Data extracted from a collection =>

---+---

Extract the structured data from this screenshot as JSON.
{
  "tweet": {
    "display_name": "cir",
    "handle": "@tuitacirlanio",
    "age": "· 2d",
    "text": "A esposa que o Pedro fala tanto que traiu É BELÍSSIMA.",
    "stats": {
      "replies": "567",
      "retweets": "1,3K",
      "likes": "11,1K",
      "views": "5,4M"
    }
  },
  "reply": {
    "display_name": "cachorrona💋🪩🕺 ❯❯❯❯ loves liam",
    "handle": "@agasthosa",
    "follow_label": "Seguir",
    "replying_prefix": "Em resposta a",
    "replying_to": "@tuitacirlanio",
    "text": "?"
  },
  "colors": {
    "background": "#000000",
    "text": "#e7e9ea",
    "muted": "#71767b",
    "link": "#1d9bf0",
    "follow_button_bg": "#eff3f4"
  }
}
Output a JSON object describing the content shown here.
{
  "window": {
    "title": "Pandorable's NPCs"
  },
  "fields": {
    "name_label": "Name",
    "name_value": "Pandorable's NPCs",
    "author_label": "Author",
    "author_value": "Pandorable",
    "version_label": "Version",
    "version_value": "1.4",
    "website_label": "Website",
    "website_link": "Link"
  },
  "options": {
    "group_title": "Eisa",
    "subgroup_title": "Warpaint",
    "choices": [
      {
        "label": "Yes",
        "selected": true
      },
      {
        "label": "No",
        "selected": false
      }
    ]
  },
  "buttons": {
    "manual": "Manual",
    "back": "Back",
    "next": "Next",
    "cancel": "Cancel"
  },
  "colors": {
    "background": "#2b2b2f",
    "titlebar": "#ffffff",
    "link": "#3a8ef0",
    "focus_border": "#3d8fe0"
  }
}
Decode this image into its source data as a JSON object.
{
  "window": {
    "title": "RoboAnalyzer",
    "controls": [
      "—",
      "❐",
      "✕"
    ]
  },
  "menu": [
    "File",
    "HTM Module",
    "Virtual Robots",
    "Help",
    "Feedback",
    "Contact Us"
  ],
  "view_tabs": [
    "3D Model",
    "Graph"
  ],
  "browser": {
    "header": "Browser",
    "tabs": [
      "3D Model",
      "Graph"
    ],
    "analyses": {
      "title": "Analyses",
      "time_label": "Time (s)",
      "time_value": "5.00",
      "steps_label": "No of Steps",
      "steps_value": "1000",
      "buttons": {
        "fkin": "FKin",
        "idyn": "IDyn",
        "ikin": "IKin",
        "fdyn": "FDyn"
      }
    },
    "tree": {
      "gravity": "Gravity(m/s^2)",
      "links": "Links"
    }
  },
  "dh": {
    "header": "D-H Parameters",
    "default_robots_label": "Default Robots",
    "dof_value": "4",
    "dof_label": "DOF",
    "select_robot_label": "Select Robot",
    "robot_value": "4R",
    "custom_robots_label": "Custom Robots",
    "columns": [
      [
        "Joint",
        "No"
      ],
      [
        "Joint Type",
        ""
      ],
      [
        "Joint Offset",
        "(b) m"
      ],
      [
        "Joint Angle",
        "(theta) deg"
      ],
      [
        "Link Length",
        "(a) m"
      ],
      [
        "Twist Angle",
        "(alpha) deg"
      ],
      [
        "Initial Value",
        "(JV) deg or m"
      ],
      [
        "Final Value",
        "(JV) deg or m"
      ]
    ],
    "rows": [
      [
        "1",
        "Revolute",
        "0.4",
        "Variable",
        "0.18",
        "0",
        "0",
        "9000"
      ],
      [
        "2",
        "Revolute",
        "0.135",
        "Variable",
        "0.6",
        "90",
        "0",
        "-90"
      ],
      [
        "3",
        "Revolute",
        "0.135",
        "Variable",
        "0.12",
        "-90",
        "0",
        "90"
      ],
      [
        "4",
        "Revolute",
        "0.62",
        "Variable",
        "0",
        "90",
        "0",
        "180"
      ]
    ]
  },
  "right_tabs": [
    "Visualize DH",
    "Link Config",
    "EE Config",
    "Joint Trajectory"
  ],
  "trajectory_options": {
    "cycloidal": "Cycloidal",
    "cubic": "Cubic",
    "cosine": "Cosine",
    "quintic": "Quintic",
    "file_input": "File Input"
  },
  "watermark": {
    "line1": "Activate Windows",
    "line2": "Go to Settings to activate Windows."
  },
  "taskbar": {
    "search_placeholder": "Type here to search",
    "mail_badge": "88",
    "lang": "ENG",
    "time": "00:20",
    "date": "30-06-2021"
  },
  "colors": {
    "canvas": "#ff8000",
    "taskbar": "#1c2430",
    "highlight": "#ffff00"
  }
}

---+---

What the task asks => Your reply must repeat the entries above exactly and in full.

Task result =>
Extract the structured data from this screenshot as JSON.
{
  "tweet": {
    "display_name": "cir",
    "handle": "@tuitacirlanio",
    "age": "· 2d",
    "text": "A esposa que o Pedro fala tanto que traiu É BELÍSSIMA.",
    "stats": {
      "replies": "567",
      "retweets": "1,3K",
      "likes": "11,1K",
      "views": "5,4M"
    }
  },
  "reply": {
    "display_name": "cachorrona💋🪩🕺 ❯❯❯❯ loves liam",
    "handle": "@agasthosa",
    "follow_label": "Seguir",
    "replying_prefix": "Em resposta a",
    "replying_to": "@tuitacirlanio",
    "text": "?"
  },
  "colors": {
    "background": "#000000",
    "text": "#e7e9ea",
    "muted": "#71767b",
    "link": "#1d9bf0",
    "follow_button_bg": "#eff3f4"
  }
}
Output a JSON object describing the content shown here.
{
  "window": {
    "title": "Pandorable's NPCs"
  },
  "fields": {
    "name_label": "Name",
    "name_value": "Pandorable's NPCs",
    "author_label": "Author",
    "author_value": "Pandorable",
    "version_label": "Version",
    "version_value": "1.4",
    "website_label": "Website",
    "website_link": "Link"
  },
  "options": {
    "group_title": "Eisa",
    "subgroup_title": "Warpaint",
    "choices": [
      {
        "label": "Yes",
        "selected": true
      },
      {
        "label": "No",
        "selected": false
      }
    ]
  },
  "buttons": {
    "manual": "Manual",
    "back": "Back",
    "next": "Next",
    "cancel": "Cancel"
  },
  "colors": {
    "background": "#2b2b2f",
    "titlebar": "#ffffff",
    "link": "#3a8ef0",
    "focus_border": "#3d8fe0"
  }
}
Decode this image into its source data as a JSON object.
{
  "window": {
    "title": "RoboAnalyzer",
    "controls": [
      "—",
      "❐",
      "✕"
    ]
  },
  "menu": [
    "File",
    "HTM Module",
    "Virtual Robots",
    "Help",
    "Feedback",
    "Contact Us"
  ],
  "view_tabs": [
    "3D Model",
    "Graph"
  ],
  "browser": {
    "header": "Browser",
    "tabs": [
      "3D Model",
      "Graph"
    ],
    "analyses": {
      "title": "Analyses",
      "time_label": "Time (s)",
      "time_value": "5.00",
      "steps_label": "No of Steps",
      "steps_value": "1000",
      "buttons": {
        "fkin": "FKin",
        "idyn": "IDyn",
        "ikin": "IKin",
        "fdyn": "FDyn"
      }
    },
    "tree": {
      "gravity": "Gravity(m/s^2)",
      "links": "Links"
    }
  },
  "dh": {
    "header": "D-H Parameters",
    "default_robots_label": "Default Robots",
    "dof_value": "4",
    "dof_label": "DOF",
    "select_robot_label": "Select Robot",
    "robot_value": "4R",
    "custom_robots_label": "Custom Robots",
    "columns": [
      [
        "Joint",
        "No"
      ],
      [
        "Joint Type",
        ""
      ],
      [
        "Joint Offset",
        "(b) m"
      ],
      [
        "Joint Angle",
        "(theta) deg"
      ],
      [
        "Link Length",
        "(a) m"
      ],
      [
        "Twist Angle",
        "(alpha) deg"
      ],
      [
        "Initial Value",
        "(JV) deg or m"
      ],
      [
        "Final Value",
        "(JV) deg or m"
      ]
    ],
    "rows": [
      [
        "1",
        "Revolute",
        "0.4",
        "Variable",
        "0.18",
        "0",
        "0",
        "9000"
      ],
      [
        "2",
        "Revolute",
        "0.135",
        "Variable",
        "0.6",
        "90",
        "0",
        "-90"
      ],
      [
        "3",
        "Revolute",
        "0.135",
        "Variable",
        "0.12",
        "-90",
        "0",
        "90"
      ],
      [
        "4",
        "Revolute",
        "0.62",
        "Variable",
        "0",
        "90",
        "0",
        "180"
      ]
    ]
  },
  "right_tabs": [
    "Visualize DH",
    "Link Config",
    "EE Config",
    "Joint Trajectory"
  ],
  "trajectory_options": {
    "cycloidal": "Cycloidal",
    "cubic": "Cubic",
    "cosine": "Cosine",
    "quintic": "Quintic",
    "file_input": "File Input"
  },
  "watermark": {
    "line1": "Activate Windows",
    "line2": "Go to Settings to activate Windows."
  },
  "taskbar": {
    "search_placeholder": "Type here to search",
    "mail_badge": "88",
    "lang": "ENG",
    "time": "00:20",
    "date": "30-06-2021"
  },
  "colors": {
    "canvas": "#ff8000",
    "taskbar": "#1c2430",
    "highlight": "#ffff00"
  }
}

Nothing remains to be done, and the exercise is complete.